I'm speechless. These new signs depress me so much that I can't even think of anything snarky to say about them. OK, I can think of one thing: Why?
I have to confess: I've never in my life stayed at a Holiday Inn. Back when my family went on vacation, we always opted for the no-name motor courts. Holiday Inn was where families richer than ours went. So why do I even care what they do? Because I like good design, that's why.
You could spot the old sign a mile off. It was recognizable. Recognizability is important when you're designing logos and signs. Corporations spend literally billions of dollars trying to get their logos recognized, world wide.
Recognizability is especially important to hotel chains. When a family is driving around in a strange city and the kids are in the back seat licking their fingers and touching each other, dad wants to find a hotel, and he wants to find one NOW. His eyes scan the busy street ahead, and half a mile away he spots the familiar green and yellow sign, beckoning him in with it's helpful arrow.
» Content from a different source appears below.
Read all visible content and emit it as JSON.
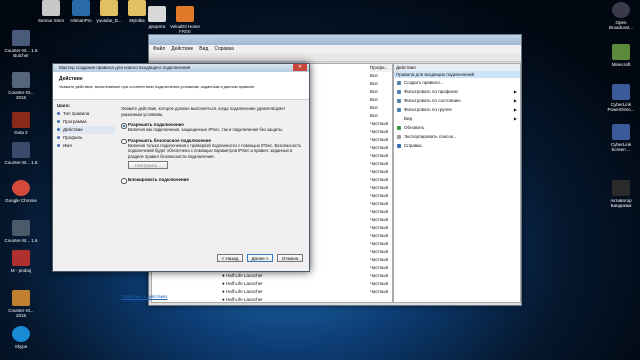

That's what makes a good sign.
The new one... where do I even start? It looks like a gas station sign. In fact, the first time I saw one I thought, "Huh. Holiday Inn is selling gas now." Everything about it is a mistake, from the bland green and blue color scheme to the uninspired type. The piece de resistance of the entire thing is the faux 3D letter "H," which looks for all the world like the designer had 3 weeks to work on it, blew it off until the day of the meeting with the Holiday Inn board, and drew it at a stop light on the way to their office.
The old sign had a recognizable silhouette. You could cut that shape out of a piece of black paper, show it to someone and they'd say, "Holiday Inn!" If you tried that with the new sign, they'd say, "The letter T!" And what's with all that wasted space on the pole? There's no marquee, no nothing. Just a blank white vertical void under an ugly horizontal sign.
There's nothing wrong with a company wanting to freshen up their look now and then. But Holiday Inn could have updated their classic sign without turning it into this dull and lifeless trainwreck.